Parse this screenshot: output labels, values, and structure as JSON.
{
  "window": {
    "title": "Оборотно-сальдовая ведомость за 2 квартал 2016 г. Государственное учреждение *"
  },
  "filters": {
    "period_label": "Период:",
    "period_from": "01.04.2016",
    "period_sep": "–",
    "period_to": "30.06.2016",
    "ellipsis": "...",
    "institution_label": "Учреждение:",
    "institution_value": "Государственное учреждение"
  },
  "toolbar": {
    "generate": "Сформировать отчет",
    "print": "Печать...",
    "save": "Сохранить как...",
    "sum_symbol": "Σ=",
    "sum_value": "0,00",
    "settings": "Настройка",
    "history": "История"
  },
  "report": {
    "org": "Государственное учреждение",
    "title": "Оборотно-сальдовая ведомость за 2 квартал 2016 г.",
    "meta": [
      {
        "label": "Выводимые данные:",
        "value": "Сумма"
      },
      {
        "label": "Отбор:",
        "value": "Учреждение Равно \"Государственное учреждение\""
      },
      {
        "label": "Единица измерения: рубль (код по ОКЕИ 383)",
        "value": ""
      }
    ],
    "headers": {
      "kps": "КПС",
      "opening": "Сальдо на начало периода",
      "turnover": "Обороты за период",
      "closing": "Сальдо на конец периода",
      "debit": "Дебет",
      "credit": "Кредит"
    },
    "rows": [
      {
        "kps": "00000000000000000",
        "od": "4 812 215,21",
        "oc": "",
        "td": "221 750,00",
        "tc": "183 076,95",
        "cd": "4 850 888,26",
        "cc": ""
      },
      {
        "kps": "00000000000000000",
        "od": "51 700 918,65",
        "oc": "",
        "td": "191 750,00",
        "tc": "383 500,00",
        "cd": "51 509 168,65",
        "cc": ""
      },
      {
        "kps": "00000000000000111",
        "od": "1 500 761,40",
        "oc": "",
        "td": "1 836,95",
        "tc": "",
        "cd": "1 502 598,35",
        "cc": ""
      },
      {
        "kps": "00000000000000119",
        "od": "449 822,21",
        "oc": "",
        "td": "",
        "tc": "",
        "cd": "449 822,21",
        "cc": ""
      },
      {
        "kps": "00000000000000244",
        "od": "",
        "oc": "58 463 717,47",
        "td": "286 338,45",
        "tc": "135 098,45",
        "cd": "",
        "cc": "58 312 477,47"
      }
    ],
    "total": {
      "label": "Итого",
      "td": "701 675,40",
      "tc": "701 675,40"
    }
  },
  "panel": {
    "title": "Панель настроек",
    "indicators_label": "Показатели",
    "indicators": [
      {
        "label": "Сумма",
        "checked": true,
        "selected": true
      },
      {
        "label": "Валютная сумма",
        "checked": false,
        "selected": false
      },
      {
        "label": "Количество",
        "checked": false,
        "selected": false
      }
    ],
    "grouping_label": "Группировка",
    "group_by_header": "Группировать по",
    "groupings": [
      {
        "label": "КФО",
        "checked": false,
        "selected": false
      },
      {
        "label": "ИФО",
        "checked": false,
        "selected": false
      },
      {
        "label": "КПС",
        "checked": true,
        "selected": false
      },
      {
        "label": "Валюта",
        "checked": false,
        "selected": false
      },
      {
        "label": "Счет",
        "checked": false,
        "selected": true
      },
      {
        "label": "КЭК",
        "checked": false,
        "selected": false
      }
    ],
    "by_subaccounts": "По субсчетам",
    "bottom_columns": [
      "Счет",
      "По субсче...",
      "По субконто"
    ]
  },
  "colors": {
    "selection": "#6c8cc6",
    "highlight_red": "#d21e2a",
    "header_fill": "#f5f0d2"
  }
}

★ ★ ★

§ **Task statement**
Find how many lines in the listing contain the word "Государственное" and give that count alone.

§ **Finished task**
4